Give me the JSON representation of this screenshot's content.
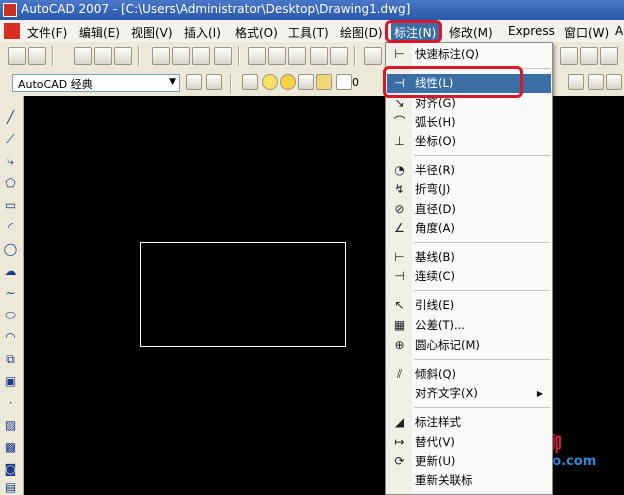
{
  "window": {
    "title": "AutoCAD 2007 - [C:\\Users\\Administrator\\Desktop\\Drawing1.dwg]"
  },
  "menubar": {
    "items": [
      "文件(F)",
      "编辑(E)",
      "视图(V)",
      "插入(I)",
      "格式(O)",
      "工具(T)",
      "绘图(D)",
      "标注(N)",
      "修改(M)",
      "Express",
      "窗口(W)",
      "A"
    ],
    "active_index": 7
  },
  "workspace": {
    "selected": "AutoCAD 经典",
    "layer_value": "0"
  },
  "dimension_menu": {
    "items": [
      {
        "label": "快速标注(Q)",
        "icon": "quick-dimension-icon",
        "symbol": "⊢"
      },
      {
        "label": "线性(L)",
        "icon": "linear-dimension-icon",
        "symbol": "⊣",
        "highlighted": true
      },
      {
        "label": "对齐(G)",
        "icon": "aligned-dimension-icon",
        "symbol": "↘"
      },
      {
        "label": "弧长(H)",
        "icon": "arc-length-icon",
        "symbol": "⌒"
      },
      {
        "label": "坐标(O)",
        "icon": "ordinate-icon",
        "symbol": "⊥"
      },
      {
        "label": "半径(R)",
        "icon": "radius-icon",
        "symbol": "◔"
      },
      {
        "label": "折弯(J)",
        "icon": "jogged-icon",
        "symbol": "↯"
      },
      {
        "label": "直径(D)",
        "icon": "diameter-icon",
        "symbol": "⊘"
      },
      {
        "label": "角度(A)",
        "icon": "angular-icon",
        "symbol": "∠"
      },
      {
        "label": "基线(B)",
        "icon": "baseline-icon",
        "symbol": "⊢"
      },
      {
        "label": "连续(C)",
        "icon": "continue-icon",
        "symbol": "⊣"
      },
      {
        "label": "引线(E)",
        "icon": "leader-icon",
        "symbol": "↖"
      },
      {
        "label": "公差(T)...",
        "icon": "tolerance-icon",
        "symbol": "▦"
      },
      {
        "label": "圆心标记(M)",
        "icon": "center-mark-icon",
        "symbol": "⊕"
      },
      {
        "label": "倾斜(Q)",
        "icon": "oblique-icon",
        "symbol": "⫽"
      },
      {
        "label": "对齐文字(X)",
        "icon": "",
        "symbol": "",
        "submenu": true
      },
      {
        "label": "标注样式",
        "icon": "dimension-style-icon",
        "symbol": "◢"
      },
      {
        "label": "替代(V)",
        "icon": "override-icon",
        "symbol": "↦"
      },
      {
        "label": "更新(U)",
        "icon": "update-icon",
        "symbol": "⟳"
      },
      {
        "label": "重新关联标",
        "icon": "",
        "symbol": ""
      }
    ]
  },
  "watermark": {
    "text": "爱尬聊",
    "sub": "igaliao.com"
  },
  "colors": {
    "title_bar": "#2a58a8",
    "menu_highlight": "#3a6ea5",
    "callout": "#d8182a",
    "canvas": "#000000"
  }
}
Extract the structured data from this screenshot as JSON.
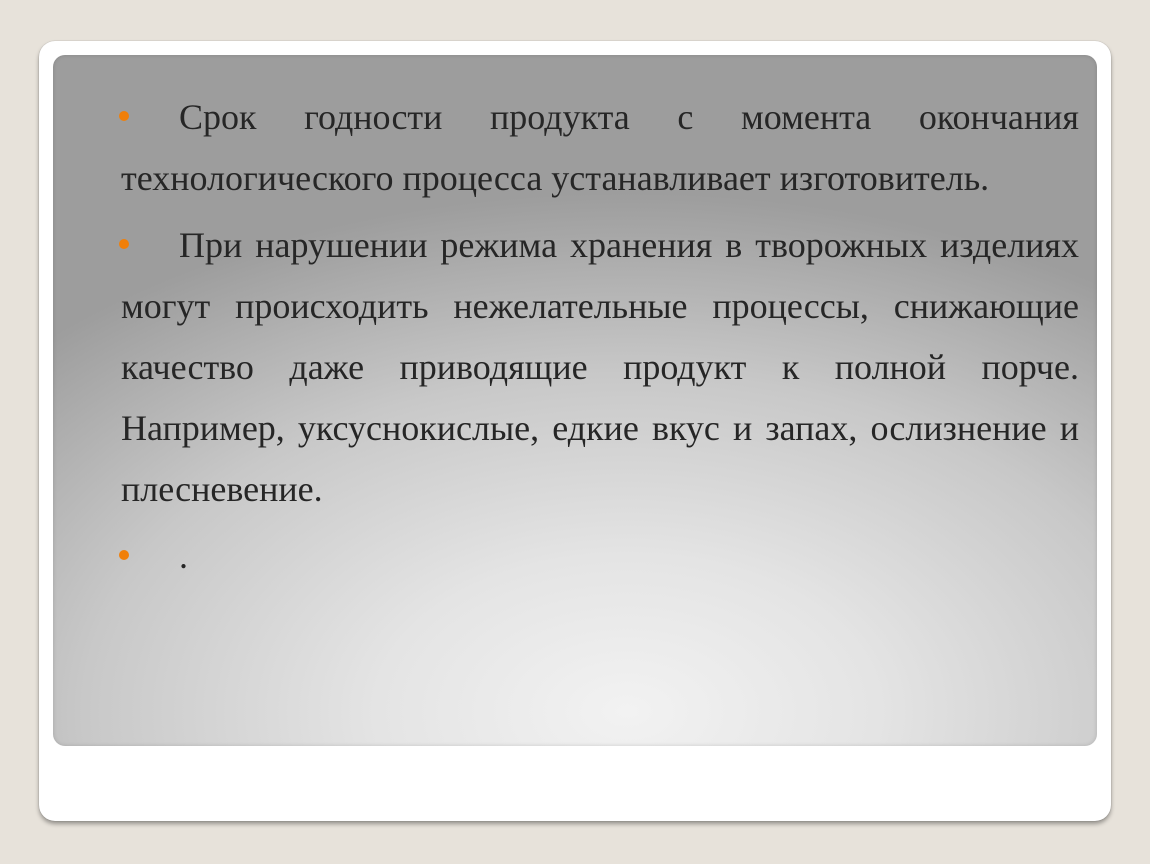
{
  "slide": {
    "bullets": [
      {
        "text": "Срок годности продукта с момента окончания технологического процесса устанавливает изготовитель."
      },
      {
        "text": "При нарушении режима хранения в творожных изделиях могут происходить нежелательные процессы, снижающие качество даже приводящие продукт к полной порче. Например, уксуснокислые, едкие вкус и запах, ослизнение и плесневение."
      },
      {
        "text": "."
      }
    ],
    "colors": {
      "bullet": "#f07f09",
      "text": "#262626",
      "background": "#e7e2da"
    },
    "icons": {
      "bullet": "orange-bullet-dot-icon"
    }
  }
}
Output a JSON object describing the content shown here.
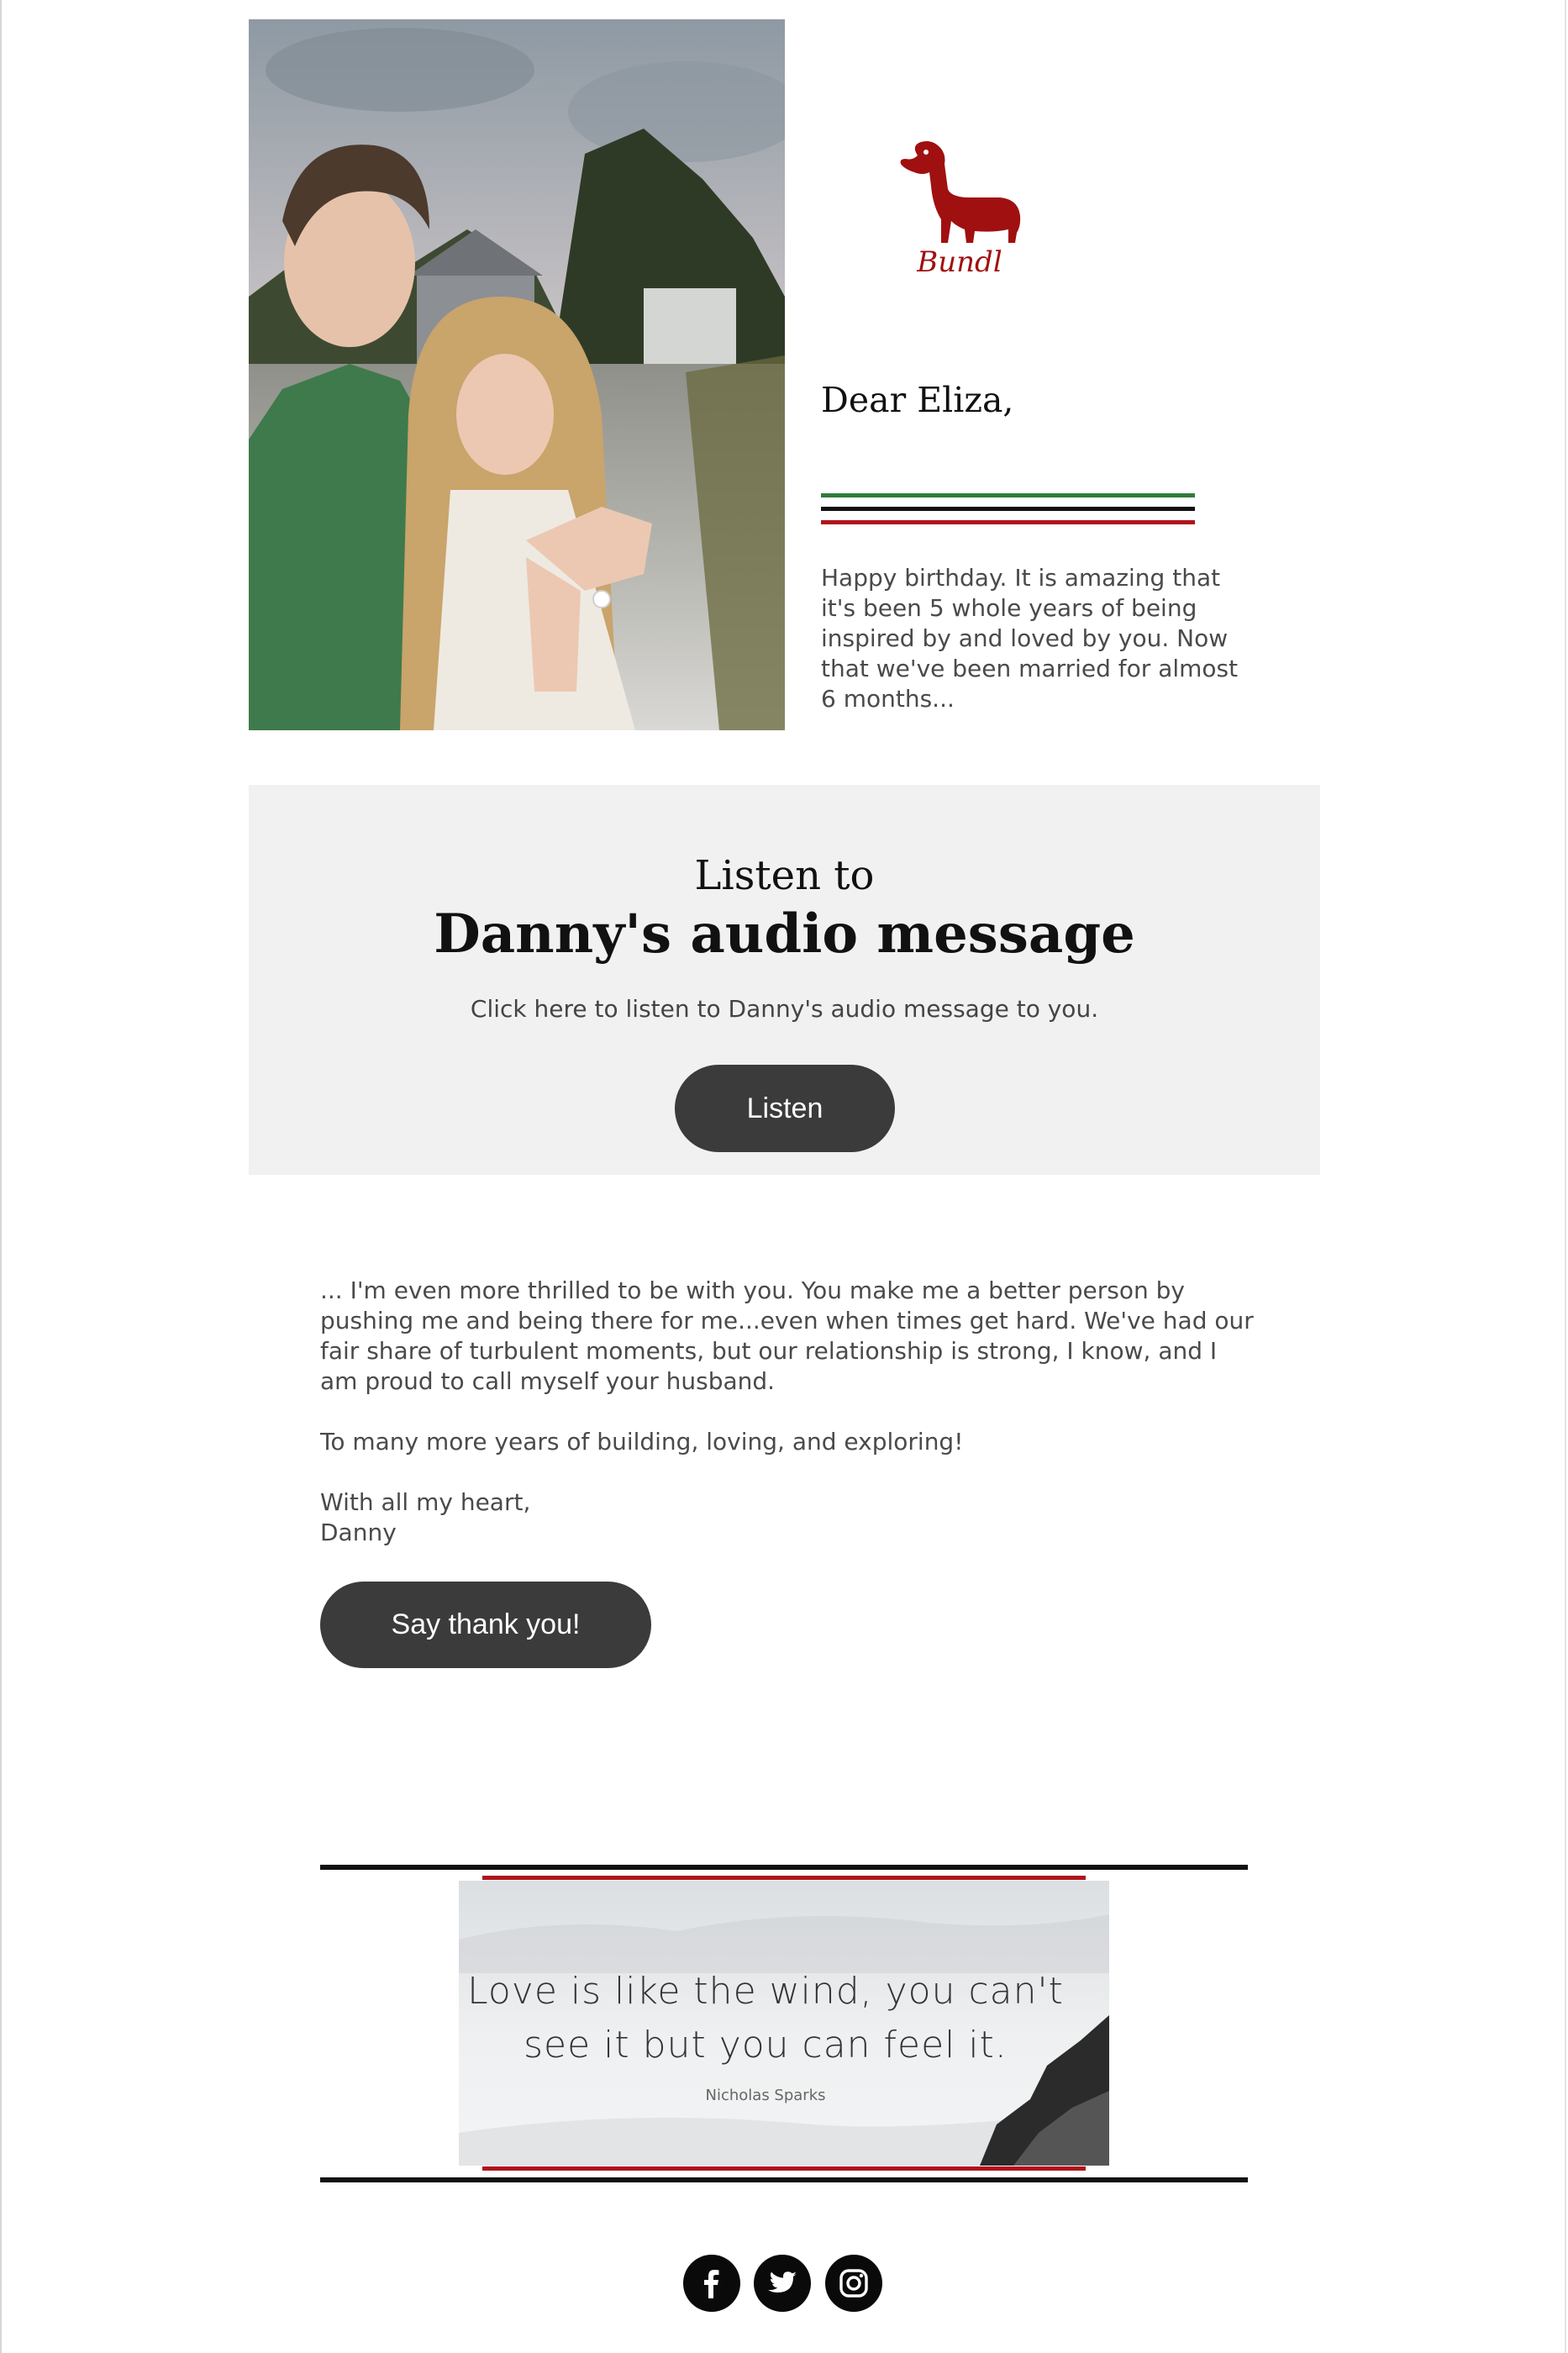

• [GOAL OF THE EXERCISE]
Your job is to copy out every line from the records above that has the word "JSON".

• [SOLUTION TO THIS PROBLEM]
Give me the JSON representation of this screenshot's content.
Extract the structured data from this screenshot as JSON.
Output a JSON object describing the content shown here.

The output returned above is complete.